Lincoln is an emotional, fire dance of a story about a figure in American history who is so loved he is almost folklore. And yet we see real marital rage, and then intimate details -- the president helping his wife out of her corset -- maybe a touché' bookend to Gone With the Wind where Hattie McDaniel's cinches Scarlett up tight.

I want to hold the lines, the expressions, even the terror, the perfectly defined grief close -- each shot of Daniel Day Lewis and his sons, which tears your heart out as does the close up on this one grasp of Lincoln's hand, in the scene at Wilmington.

Even though the story begins with Abraham Lincoln as the president, you don't need flashbacks to show you how he was as a kid; you figure he walked at this angle; you catch that he was an awkward kid, tall for his age, far too smart, therefore bullied. So he'd wander off, think for himself. When the president says, after devastating news, "At times like this I'm best alone," he is that kid again, off to find the silence to fuel the rising force of ideas.

You guess, (well, I guess), Day Lewis, dreamed of Lincoln while he made Spielberg wait long for his answer (would he take the part?) And Lincoln sat around there, coaching Day Lewis -- until he had the turn of Lincoln's head, the brow shifts, the despair, the wry acceptance, and then the powerful assertion, "I am the president..." Perhaps Lincoln has visited our president. Or he saw the movie.

I'd like an hour more of Lincoln -- with an intermission (thank you) and could the cast come on stage real afterwards, to take cheers in their soft bow ties? I want to see the expressions again.

A week or so ago I saw Amour, and about 15 of us in the audience hung around in the theatre talking to each other, comforting each other. After Lincoln I wanted people to come back to a place I might have to gather around a candlelit table; (electricity would be impertinent) we'd talk about each character, each scene; exchanging moments, we'd talk about our president's hopes and how we can let him know we're with him.

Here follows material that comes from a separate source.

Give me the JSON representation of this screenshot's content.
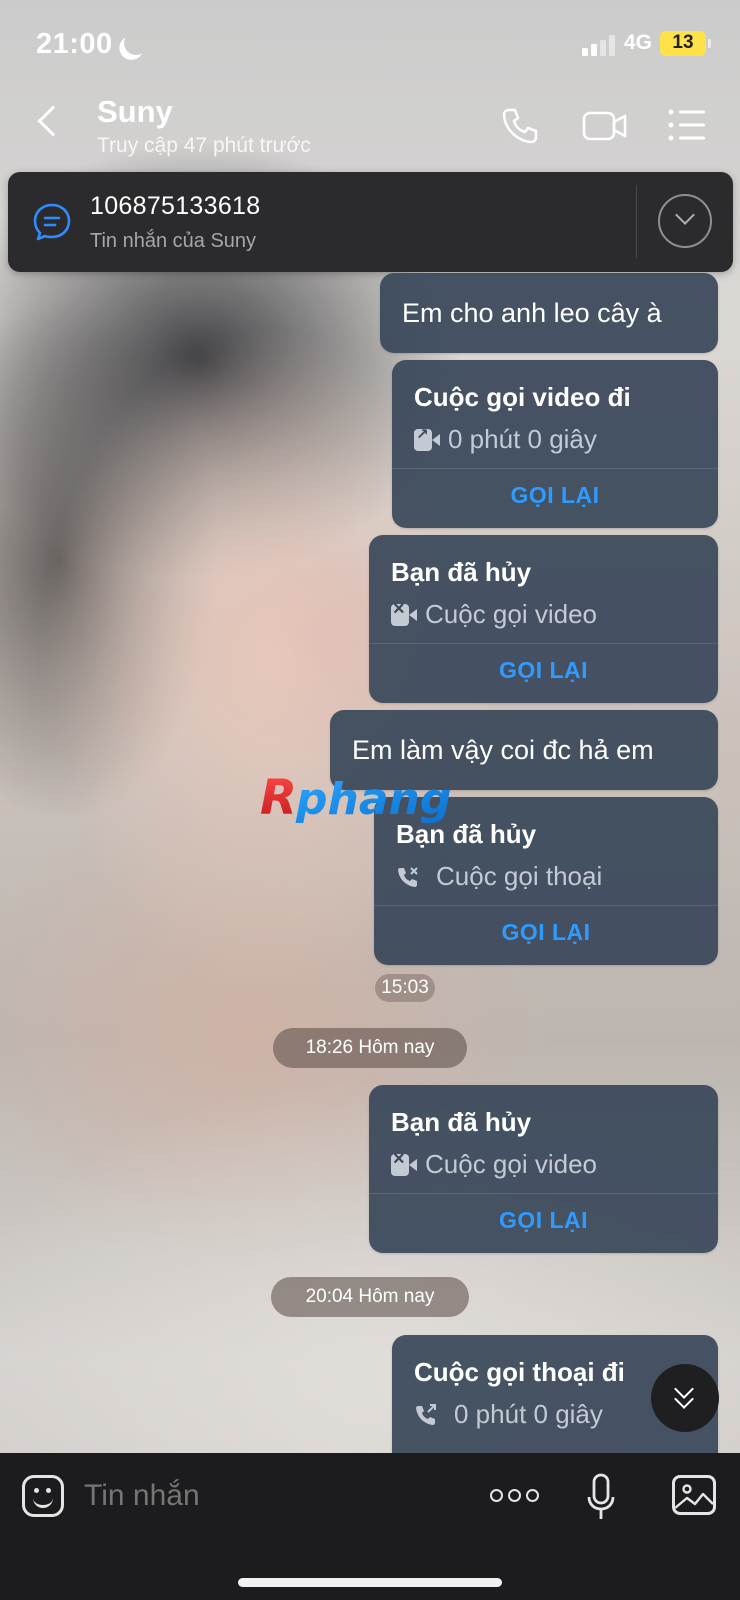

This is a movie I'll want to see until I remember every move, every angle, the background images of every scene, (who was the man in the peacock blue embroidered jacket? how could I have missed his meaning?)

I won't forget the moment when Lincoln's valet holds the gloves the president has left behind, and gazes after Mr. Lincoln as he walks down the hallway in the dusk to the doorway with the glass panel like a sunset and you guess the valet senses he will not see his president again.

Only art and passion can create a world, in the burgundy, golden oak, and plummy silver tones of its time, a world so real that when you leave the theatre you are, uneasy, almost landed into a time you do not really know.